The current economic crisis entered the political stage as a scene-stealer.Â Demanding immediate and prolonged attention, the U.S.’s eyes shifted from foreign affairs to the domestic, spurring introspection on our spending habits, lifestyle, and values.Â
While some soul-searching certainly was and is necessary in dealing with the economic malaise, the U.S. faces ever greater threats abroad and an increasing inability to respond.Â With press attention focusing on the struggling automotive industry, Obama’s healthcare plan, and whether Anita Hill and Sonia Sotomayor’s experiences are different (Ba-duh), international developments have taken a backseat.
Political scientists and commentators have predicted the end of an era of U.S. hegemony, yielding power to four vastly expanding economies–Brazil, Russia, India, and China.
While Barack Obama’s election may have helped relations with American allies tired of Bush’s “suck it” diplomacy, Russia and China remain largely impervious to President Obama’s conciliatory overtures. Recent developments show that Russia is rising.
Putin’s invasion of Georgia last August signaled the end of Russian dormancy.Â The Soviet Union may have fallen in 1989, but twenty years later Russia has re-emerged as a force in the region.Â Controlling the pipeline to Western Europe’s oil, the economic interdependence of East and West is indelible, even as political ideologies remain antagonistic.Â Russian President Dmitri Medvedev’s appointment of the despotic Ramzan Kadyrov to lead Chechnya further demonstrates the country’s turn away from liberalization toward tyranny.Â Kadyrov’s opponents are mysteriously disappearing and human rights activists have been killed or kidnapped.

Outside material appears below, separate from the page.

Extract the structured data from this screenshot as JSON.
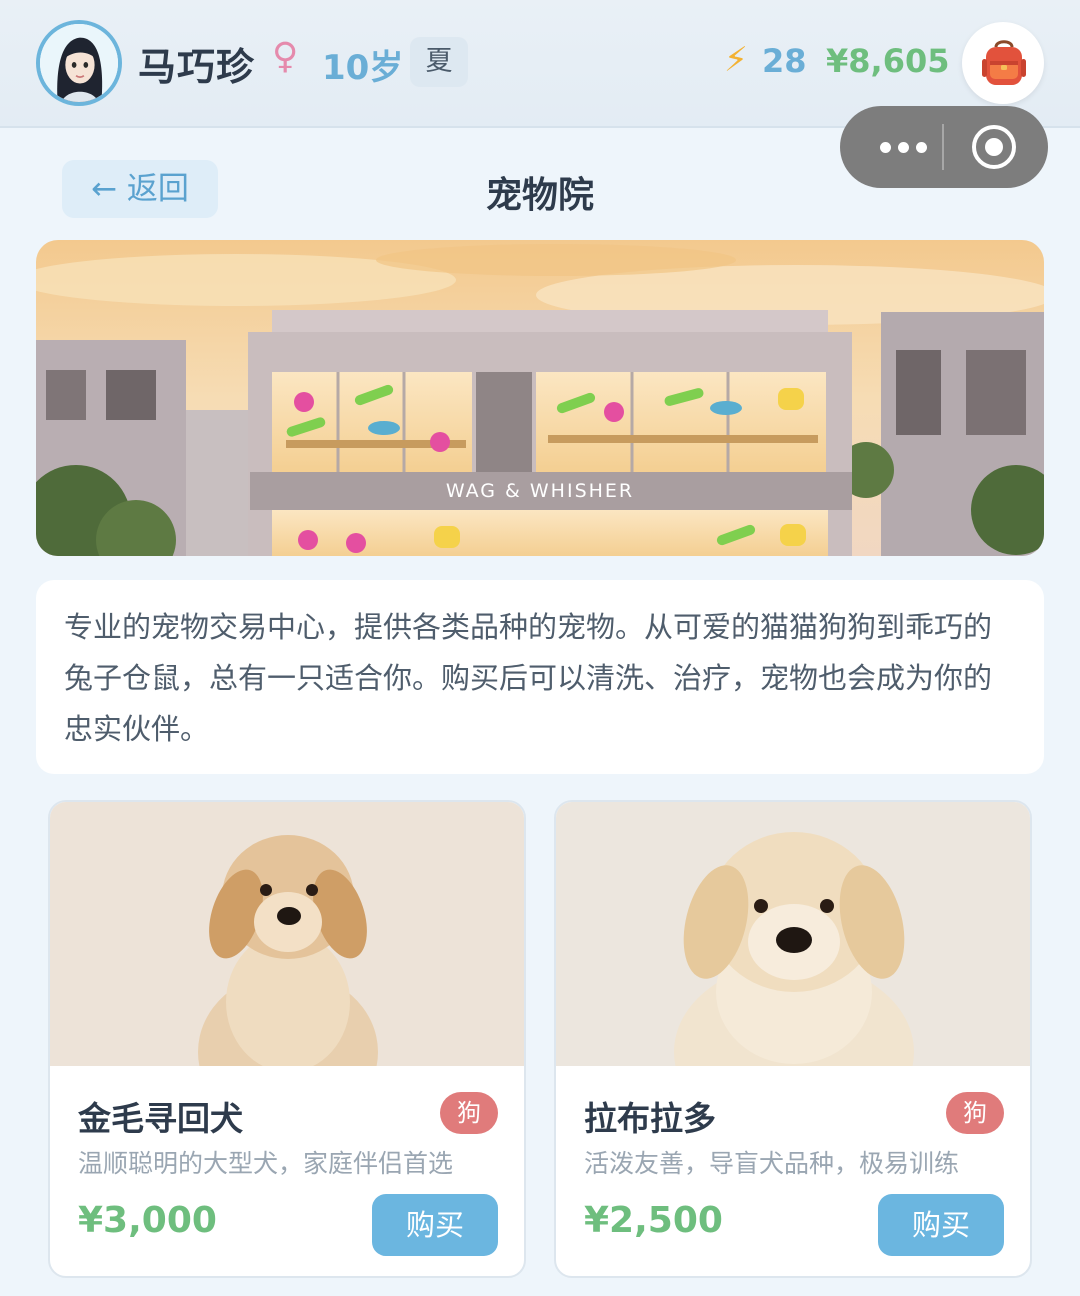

Political and economic developments have bolstered Russia’s position and hindered the United States.Â Industries in Eastern Europe are crumbling, leaving citizens jobless and causing some to wonder whether liberty and free markets was a good trade for the security Soviet management brought.Â Right-wing politicians are gaining ground and political infighting in the Ukraine among President Viktor Yushchenko and Prime Minister Yulia Tymoshenko has paved the way for a candidate favorable to the Kremlin.Â Meanwhile, the Obama adminstration’s focus on fixing the mess inherited from the Bush years leaves them with a foreign policy toolbox devoid of hefty loans and military threats.
What should be done?Â President Obama needs to take a more active stance on foreign policy with Russia. The Cold War is over.Â The world is no longer entangled in an ideological battle between socialism and capitalism.Â However, threats from an illiberal state persist.Â While Afghanistan, Iraq, Iran and North Korea warrant attention, and the Russian threat may not be the most pressing issue currently, it will provide a formidable obstacle to peace in the world if the U.S. remains disengaged.